Data under study START
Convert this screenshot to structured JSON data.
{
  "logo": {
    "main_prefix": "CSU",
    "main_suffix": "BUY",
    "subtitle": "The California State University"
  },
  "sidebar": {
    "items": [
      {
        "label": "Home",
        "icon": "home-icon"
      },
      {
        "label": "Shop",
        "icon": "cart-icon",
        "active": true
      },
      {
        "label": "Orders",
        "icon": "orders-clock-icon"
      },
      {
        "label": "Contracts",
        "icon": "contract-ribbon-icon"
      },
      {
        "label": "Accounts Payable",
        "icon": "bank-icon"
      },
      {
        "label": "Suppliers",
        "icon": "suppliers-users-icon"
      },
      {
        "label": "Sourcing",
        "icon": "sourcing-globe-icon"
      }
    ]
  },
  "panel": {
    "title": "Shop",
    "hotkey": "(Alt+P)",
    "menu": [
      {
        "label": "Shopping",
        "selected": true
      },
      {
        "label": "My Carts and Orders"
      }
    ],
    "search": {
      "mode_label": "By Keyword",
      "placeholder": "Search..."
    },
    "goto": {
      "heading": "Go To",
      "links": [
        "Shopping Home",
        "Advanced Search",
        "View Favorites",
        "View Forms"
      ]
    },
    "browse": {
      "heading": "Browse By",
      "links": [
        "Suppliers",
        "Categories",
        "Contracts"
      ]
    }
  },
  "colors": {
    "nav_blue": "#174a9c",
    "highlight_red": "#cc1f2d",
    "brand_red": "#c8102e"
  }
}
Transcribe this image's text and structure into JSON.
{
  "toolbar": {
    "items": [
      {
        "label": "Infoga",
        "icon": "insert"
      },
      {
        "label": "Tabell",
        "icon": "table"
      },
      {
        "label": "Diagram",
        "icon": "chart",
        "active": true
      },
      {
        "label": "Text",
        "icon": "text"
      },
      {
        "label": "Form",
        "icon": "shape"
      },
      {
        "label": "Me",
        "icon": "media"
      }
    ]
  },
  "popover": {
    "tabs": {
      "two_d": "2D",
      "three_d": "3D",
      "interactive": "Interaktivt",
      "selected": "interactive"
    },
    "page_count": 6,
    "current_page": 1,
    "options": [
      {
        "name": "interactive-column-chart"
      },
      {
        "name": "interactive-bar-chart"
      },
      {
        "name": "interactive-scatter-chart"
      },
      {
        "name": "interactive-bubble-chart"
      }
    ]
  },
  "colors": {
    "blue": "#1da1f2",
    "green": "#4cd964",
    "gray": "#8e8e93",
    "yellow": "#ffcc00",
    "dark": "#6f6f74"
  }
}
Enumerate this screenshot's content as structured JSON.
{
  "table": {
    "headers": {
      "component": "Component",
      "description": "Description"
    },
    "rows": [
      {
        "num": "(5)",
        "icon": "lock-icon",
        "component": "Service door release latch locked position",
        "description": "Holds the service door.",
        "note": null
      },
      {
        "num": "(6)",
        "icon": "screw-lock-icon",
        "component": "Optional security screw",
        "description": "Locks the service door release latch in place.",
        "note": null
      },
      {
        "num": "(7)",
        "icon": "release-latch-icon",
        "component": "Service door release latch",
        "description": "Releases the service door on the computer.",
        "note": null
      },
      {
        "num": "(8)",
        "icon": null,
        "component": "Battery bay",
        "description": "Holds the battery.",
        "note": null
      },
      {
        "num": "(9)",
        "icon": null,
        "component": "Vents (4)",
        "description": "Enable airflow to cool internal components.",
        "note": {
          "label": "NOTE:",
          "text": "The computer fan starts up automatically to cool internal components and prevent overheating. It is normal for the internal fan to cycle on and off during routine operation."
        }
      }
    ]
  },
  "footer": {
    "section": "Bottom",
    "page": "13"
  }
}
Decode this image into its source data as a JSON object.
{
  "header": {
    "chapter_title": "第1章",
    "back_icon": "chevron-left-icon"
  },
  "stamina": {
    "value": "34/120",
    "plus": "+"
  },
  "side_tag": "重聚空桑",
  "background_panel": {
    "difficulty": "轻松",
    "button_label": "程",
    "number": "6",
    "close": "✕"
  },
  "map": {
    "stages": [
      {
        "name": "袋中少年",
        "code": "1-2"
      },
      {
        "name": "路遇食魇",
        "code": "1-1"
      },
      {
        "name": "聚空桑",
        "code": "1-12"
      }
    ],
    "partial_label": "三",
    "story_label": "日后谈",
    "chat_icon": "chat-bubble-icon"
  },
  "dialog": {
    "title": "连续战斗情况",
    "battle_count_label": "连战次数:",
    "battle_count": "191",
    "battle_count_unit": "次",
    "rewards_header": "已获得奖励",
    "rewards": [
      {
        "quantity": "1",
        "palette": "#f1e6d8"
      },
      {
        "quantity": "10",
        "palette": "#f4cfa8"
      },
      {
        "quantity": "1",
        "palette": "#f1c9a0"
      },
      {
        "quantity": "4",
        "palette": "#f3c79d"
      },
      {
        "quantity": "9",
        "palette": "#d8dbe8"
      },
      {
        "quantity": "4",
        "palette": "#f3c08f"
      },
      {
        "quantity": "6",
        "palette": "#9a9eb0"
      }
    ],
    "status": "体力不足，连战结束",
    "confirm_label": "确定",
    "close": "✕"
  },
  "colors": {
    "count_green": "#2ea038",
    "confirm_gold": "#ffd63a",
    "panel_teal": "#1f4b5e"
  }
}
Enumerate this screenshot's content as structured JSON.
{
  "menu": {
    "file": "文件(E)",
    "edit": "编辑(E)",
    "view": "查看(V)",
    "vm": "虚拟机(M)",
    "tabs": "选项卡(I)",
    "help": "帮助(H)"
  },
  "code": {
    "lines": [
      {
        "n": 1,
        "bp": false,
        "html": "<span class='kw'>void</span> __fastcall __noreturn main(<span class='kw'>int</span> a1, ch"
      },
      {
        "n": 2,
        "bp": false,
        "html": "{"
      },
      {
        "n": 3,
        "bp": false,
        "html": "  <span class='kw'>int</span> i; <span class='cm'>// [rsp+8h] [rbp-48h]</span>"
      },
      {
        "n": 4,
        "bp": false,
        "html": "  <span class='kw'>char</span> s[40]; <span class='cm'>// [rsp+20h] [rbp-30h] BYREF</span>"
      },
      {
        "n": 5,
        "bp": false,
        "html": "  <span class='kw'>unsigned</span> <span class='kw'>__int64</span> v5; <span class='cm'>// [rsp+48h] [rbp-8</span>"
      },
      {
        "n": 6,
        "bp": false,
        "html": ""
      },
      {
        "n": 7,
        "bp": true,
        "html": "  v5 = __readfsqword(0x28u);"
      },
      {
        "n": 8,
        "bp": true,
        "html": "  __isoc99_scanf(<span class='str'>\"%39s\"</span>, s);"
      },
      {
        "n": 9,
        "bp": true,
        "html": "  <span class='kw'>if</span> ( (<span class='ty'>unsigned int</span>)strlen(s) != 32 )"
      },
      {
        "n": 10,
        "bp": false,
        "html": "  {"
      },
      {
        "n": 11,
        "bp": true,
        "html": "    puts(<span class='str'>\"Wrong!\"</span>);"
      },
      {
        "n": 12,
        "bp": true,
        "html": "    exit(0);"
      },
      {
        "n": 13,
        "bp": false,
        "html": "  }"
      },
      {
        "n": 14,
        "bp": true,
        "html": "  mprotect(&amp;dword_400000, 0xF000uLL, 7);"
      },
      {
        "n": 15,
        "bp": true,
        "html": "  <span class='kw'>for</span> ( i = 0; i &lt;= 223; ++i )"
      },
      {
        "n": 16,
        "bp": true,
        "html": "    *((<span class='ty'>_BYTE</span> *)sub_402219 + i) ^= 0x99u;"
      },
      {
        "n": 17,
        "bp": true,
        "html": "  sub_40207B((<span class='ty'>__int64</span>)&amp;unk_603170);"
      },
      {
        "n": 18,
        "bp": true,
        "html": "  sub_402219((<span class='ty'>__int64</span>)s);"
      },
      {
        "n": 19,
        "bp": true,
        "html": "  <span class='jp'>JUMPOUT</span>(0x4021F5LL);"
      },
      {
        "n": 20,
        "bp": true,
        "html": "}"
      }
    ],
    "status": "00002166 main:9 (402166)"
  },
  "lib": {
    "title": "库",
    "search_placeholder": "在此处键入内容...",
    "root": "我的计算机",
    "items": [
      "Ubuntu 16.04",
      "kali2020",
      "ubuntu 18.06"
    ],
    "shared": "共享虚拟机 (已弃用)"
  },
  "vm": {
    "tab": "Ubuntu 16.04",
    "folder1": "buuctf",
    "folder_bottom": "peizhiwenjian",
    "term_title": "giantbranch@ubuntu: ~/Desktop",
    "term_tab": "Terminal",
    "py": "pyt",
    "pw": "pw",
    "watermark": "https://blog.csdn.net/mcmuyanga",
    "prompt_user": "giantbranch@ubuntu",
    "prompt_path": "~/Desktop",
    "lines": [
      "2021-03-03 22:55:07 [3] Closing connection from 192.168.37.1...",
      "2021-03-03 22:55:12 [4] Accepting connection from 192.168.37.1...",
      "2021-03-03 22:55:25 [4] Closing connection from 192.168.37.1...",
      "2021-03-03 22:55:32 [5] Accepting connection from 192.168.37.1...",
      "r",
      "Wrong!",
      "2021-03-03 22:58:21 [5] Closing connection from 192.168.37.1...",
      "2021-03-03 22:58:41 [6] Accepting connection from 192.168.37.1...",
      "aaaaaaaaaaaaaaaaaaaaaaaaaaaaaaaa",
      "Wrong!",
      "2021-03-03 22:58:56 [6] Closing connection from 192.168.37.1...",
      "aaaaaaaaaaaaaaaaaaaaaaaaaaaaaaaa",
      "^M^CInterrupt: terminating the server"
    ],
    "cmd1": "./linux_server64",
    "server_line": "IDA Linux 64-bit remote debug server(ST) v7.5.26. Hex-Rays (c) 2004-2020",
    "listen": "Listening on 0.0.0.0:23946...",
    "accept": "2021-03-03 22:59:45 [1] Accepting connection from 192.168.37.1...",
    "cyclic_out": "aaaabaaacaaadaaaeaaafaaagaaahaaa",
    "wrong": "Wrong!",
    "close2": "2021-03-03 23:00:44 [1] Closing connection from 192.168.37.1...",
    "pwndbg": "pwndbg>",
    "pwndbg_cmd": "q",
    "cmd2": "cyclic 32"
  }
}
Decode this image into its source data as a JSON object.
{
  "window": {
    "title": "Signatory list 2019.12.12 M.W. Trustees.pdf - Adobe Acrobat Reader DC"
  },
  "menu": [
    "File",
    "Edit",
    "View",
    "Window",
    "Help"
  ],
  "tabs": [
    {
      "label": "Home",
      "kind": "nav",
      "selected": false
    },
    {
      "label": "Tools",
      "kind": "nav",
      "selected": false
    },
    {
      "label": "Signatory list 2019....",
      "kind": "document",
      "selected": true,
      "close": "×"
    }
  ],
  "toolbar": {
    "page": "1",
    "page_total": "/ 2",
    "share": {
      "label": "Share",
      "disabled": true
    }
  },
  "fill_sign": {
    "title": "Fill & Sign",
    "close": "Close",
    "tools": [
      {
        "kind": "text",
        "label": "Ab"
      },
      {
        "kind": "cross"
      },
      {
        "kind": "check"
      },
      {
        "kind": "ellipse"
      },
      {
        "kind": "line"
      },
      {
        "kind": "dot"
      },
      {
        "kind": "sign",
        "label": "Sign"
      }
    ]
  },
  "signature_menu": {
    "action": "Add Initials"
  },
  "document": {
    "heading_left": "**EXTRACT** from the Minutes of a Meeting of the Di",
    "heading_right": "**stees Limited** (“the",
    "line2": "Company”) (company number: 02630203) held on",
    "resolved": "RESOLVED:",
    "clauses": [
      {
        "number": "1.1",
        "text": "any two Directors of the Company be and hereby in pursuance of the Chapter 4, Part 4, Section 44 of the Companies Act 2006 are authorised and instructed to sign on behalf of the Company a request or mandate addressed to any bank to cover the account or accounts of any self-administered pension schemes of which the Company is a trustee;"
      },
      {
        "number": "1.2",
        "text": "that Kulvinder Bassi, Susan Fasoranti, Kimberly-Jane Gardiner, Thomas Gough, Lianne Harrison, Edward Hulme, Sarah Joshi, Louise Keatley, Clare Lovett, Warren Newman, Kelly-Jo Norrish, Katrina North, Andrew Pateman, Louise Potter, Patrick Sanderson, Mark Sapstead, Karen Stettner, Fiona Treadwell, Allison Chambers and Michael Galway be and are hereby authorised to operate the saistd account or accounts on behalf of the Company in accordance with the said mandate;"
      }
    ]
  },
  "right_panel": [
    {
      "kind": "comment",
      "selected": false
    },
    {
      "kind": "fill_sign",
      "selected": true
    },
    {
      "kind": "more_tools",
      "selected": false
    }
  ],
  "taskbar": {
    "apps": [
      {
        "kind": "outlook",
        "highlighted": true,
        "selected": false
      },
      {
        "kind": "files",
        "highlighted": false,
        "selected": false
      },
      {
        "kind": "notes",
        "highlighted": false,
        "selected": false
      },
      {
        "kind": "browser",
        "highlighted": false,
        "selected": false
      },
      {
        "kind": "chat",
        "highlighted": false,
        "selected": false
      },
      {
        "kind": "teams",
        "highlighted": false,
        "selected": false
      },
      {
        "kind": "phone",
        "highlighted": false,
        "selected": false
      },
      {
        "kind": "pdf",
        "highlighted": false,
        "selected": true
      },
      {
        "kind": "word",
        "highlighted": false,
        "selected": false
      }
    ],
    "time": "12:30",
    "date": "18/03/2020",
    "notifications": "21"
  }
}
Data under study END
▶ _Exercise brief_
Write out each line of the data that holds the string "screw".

▶ _Solved exercise_
        "icon": "screw-lock-icon",
        "component": "Optional security screw",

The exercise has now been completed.